Work required:
Skip the images and restate every line of the records exactly.

Data for the task:
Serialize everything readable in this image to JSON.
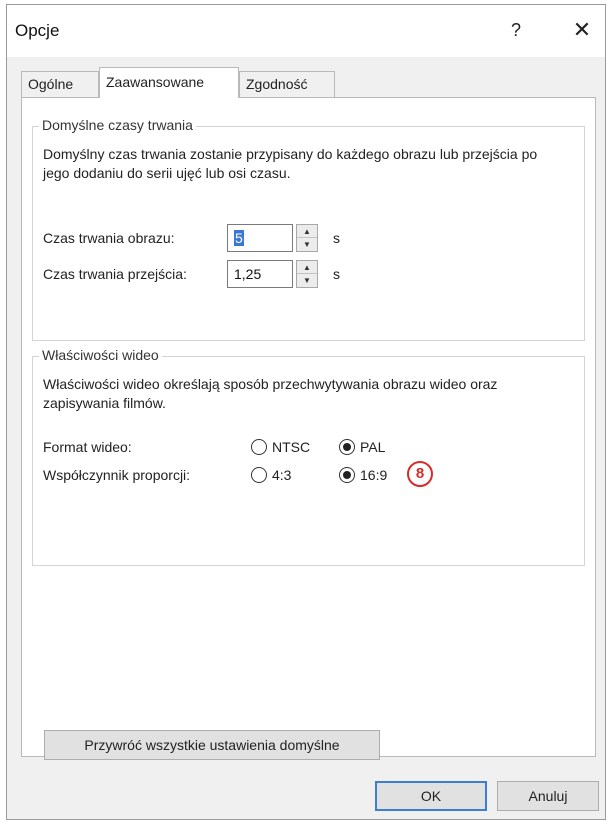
{
  "window": {
    "title": "Opcje",
    "help_label": "?",
    "close_label": "✕"
  },
  "tabs": [
    {
      "label": "Ogólne",
      "active": false
    },
    {
      "label": "Zaawansowane",
      "active": true
    },
    {
      "label": "Zgodność",
      "active": false
    }
  ],
  "durations": {
    "legend": "Domyślne czasy trwania",
    "description": "Domyślny czas trwania zostanie przypisany do każdego obrazu lub przejścia po jego dodaniu do serii ujęć lub osi czasu.",
    "image_label": "Czas trwania obrazu:",
    "image_value": "5",
    "transition_label": "Czas trwania przejścia:",
    "transition_value": "1,25",
    "unit": "s"
  },
  "video": {
    "legend": "Właściwości wideo",
    "description": "Właściwości wideo określają sposób przechwytywania obrazu wideo oraz zapisywania filmów.",
    "format_label": "Format wideo:",
    "format_options": [
      {
        "label": "NTSC",
        "checked": false
      },
      {
        "label": "PAL",
        "checked": true
      }
    ],
    "aspect_label": "Współczynnik proporcji:",
    "aspect_options": [
      {
        "label": "4:3",
        "checked": false
      },
      {
        "label": "16:9",
        "checked": true
      }
    ],
    "annotation": "8"
  },
  "buttons": {
    "restore": "Przywróć wszystkie ustawienia domyślne",
    "ok": "OK",
    "cancel": "Anuluj"
  },
  "colors": {
    "annotation": "#d92a2a",
    "selection": "#3a78d6",
    "default_button_border": "#3c7fd1"
  }
}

The completed task:
Serialize everything readable in this image to JSON.
{
  "window": {
    "title": "Opcje",
    "help_label": "?",
    "close_label": "✕"
  },
  "tabs": [
    {
      "label": "Ogólne",
      "active": false
    },
    {
      "label": "Zaawansowane",
      "active": true
    },
    {
      "label": "Zgodność",
      "active": false
    }
  ],
  "durations": {
    "legend": "Domyślne czasy trwania",
    "description": "Domyślny czas trwania zostanie przypisany do każdego obrazu lub przejścia po jego dodaniu do serii ujęć lub osi czasu.",
    "image_label": "Czas trwania obrazu:",
    "image_value": "5",
    "transition_label": "Czas trwania przejścia:",
    "transition_value": "1,25",
    "unit": "s"
  },
  "video": {
    "legend": "Właściwości wideo",
    "description": "Właściwości wideo określają sposób przechwytywania obrazu wideo oraz zapisywania filmów.",
    "format_label": "Format wideo:",
    "format_options": [
      {
        "label": "NTSC",
        "checked": false
      },
      {
        "label": "PAL",
        "checked": true
      }
    ],
    "aspect_label": "Współczynnik proporcji:",
    "aspect_options": [
      {
        "label": "4:3",
        "checked": false
      },
      {
        "label": "16:9",
        "checked": true
      }
    ],
    "annotation": "8"
  },
  "buttons": {
    "restore": "Przywróć wszystkie ustawienia domyślne",
    "ok": "OK",
    "cancel": "Anuluj"
  },
  "colors": {
    "annotation": "#d92a2a",
    "selection": "#3a78d6",
    "default_button_border": "#3c7fd1"
  }
}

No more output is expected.